EXERCISE DATA START

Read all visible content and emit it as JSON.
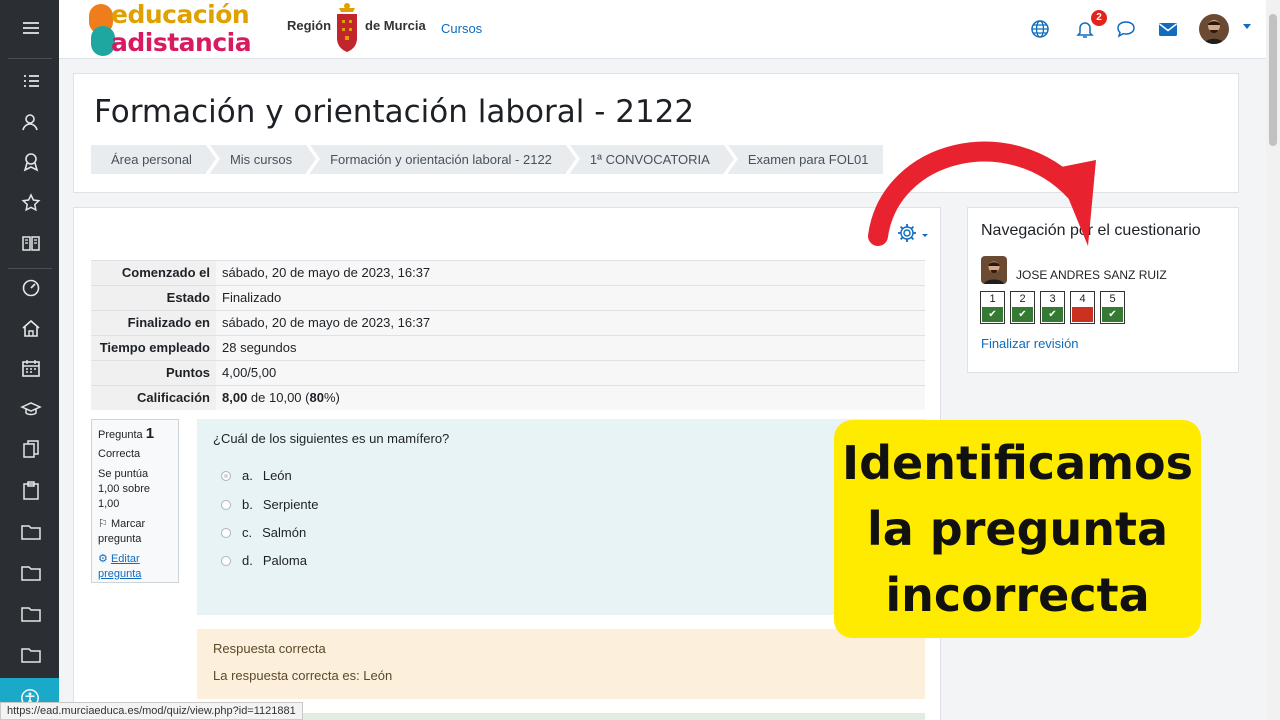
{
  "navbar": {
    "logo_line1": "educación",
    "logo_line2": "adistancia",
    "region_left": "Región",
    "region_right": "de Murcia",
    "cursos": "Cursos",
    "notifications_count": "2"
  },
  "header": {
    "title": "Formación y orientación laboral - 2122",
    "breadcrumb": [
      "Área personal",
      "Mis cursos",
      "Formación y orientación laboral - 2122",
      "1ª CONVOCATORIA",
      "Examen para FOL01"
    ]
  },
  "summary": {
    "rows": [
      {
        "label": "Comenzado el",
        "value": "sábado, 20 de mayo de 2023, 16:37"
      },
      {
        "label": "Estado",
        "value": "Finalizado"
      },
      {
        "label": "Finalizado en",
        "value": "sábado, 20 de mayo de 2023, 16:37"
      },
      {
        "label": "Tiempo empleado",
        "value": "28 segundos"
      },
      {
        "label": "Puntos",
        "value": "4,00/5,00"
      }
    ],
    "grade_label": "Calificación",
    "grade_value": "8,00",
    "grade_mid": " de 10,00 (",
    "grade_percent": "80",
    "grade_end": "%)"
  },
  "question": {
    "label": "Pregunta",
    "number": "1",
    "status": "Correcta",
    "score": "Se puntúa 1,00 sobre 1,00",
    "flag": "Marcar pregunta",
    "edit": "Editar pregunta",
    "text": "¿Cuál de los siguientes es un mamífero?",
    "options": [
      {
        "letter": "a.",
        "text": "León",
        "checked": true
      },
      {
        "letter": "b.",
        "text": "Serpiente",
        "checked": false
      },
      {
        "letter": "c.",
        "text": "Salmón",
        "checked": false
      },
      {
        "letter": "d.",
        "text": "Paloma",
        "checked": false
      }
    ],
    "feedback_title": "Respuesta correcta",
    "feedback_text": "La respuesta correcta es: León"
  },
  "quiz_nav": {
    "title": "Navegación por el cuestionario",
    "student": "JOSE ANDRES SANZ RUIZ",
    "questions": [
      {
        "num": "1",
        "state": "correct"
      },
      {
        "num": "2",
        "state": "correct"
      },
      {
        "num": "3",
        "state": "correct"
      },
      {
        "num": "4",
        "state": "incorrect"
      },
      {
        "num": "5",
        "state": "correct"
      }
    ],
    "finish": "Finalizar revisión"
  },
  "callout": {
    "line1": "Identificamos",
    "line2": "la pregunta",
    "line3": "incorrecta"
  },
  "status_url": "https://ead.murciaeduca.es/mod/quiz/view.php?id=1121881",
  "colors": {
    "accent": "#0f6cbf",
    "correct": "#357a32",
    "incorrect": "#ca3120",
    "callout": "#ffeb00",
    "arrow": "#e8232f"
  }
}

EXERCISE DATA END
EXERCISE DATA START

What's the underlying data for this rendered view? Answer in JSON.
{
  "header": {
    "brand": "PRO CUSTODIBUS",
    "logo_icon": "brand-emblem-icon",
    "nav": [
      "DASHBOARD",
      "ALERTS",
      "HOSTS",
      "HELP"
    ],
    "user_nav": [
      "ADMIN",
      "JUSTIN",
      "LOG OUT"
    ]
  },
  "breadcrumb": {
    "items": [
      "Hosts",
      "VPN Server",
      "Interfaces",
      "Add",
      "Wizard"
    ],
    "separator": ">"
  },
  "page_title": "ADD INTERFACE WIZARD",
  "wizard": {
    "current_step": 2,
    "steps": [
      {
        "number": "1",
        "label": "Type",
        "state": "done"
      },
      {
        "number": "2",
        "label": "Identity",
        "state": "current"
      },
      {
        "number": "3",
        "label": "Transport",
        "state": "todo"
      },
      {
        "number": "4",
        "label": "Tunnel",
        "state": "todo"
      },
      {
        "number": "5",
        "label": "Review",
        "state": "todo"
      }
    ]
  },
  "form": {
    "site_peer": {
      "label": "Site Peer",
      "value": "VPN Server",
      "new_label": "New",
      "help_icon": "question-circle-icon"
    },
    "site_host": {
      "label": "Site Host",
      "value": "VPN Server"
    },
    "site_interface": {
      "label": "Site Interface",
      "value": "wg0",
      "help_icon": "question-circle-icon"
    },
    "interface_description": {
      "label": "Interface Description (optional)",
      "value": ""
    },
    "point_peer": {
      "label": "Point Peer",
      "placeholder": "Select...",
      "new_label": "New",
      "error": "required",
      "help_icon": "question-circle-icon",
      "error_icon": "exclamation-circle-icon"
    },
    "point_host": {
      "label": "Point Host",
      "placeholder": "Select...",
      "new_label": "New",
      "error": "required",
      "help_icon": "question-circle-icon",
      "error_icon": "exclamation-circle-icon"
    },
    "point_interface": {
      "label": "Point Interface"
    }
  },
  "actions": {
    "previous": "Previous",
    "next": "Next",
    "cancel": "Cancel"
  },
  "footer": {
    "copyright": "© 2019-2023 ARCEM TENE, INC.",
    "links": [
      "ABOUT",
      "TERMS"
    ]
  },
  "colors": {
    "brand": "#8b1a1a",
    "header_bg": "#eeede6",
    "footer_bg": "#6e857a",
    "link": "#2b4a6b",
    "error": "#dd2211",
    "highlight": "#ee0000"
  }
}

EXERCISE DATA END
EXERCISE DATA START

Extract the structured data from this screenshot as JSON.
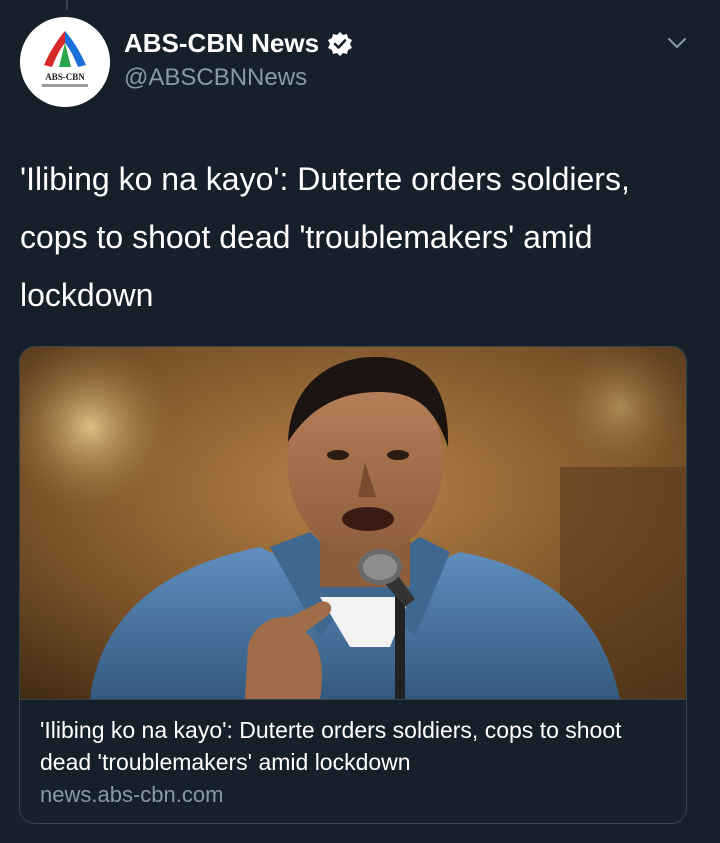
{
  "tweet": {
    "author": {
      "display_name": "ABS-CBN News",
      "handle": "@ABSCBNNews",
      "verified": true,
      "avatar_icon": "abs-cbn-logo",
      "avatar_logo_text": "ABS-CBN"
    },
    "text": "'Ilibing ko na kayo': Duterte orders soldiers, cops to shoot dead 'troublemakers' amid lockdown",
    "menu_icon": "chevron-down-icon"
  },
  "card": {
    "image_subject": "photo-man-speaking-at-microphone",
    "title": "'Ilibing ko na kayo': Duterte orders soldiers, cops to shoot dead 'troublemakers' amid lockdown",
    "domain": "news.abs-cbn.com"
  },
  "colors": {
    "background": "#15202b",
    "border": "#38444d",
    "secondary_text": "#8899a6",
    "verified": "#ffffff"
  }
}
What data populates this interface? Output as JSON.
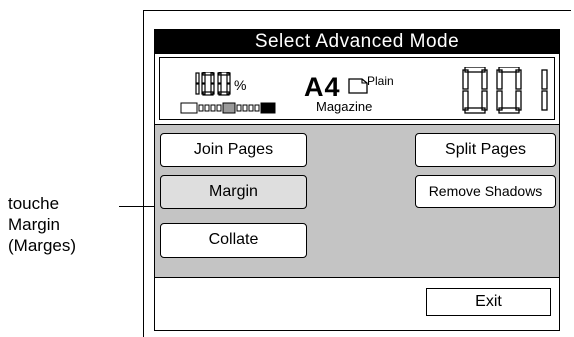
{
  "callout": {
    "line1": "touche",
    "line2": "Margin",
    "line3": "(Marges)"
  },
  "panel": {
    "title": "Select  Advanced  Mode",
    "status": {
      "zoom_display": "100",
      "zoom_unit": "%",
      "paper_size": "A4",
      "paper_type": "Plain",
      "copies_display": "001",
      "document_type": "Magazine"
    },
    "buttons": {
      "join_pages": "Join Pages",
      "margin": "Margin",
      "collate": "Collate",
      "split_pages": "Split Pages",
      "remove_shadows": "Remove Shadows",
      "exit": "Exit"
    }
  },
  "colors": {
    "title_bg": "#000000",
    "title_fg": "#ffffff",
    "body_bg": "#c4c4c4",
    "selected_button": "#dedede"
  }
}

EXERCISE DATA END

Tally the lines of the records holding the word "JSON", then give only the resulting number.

### YOUR RESPONSE
4